WHAT TO WORK ON
Gather every line of the entries that includes the word "true".

*** Opening of DATA FOR PROCESSING ***

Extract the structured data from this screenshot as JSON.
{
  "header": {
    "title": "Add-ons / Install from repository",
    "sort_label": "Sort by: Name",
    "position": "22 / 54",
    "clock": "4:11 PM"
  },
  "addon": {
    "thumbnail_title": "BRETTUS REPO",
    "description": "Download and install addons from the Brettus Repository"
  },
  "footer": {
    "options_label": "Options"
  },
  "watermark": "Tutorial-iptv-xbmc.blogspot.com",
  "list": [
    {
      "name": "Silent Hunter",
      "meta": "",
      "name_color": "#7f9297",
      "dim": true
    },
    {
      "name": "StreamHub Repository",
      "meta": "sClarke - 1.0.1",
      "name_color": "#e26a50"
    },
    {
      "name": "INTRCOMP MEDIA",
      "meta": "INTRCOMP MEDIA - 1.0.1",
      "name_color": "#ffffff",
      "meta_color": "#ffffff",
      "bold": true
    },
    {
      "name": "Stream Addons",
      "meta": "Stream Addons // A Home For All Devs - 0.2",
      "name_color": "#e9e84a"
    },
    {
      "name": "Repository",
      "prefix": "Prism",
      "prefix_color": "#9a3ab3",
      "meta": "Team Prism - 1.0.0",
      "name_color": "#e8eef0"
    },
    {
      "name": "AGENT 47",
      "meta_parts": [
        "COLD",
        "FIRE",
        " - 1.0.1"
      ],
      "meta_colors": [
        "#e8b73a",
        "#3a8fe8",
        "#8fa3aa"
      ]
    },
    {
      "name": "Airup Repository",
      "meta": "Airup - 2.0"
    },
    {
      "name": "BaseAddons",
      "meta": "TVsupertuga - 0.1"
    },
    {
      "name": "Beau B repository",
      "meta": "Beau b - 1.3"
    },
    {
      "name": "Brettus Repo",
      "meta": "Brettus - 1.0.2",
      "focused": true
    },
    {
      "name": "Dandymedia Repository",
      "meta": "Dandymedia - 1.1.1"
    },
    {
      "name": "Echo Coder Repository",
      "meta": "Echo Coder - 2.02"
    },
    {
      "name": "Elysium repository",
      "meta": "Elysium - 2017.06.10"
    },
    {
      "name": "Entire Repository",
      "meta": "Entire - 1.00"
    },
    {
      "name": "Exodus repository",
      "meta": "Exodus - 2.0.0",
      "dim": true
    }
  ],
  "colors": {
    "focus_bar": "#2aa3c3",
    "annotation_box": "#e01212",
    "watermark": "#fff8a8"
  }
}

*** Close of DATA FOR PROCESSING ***

RESULT OF THIS EXERCISE
      "dim": true
      "bold": true
      "focused": true
      "dim": true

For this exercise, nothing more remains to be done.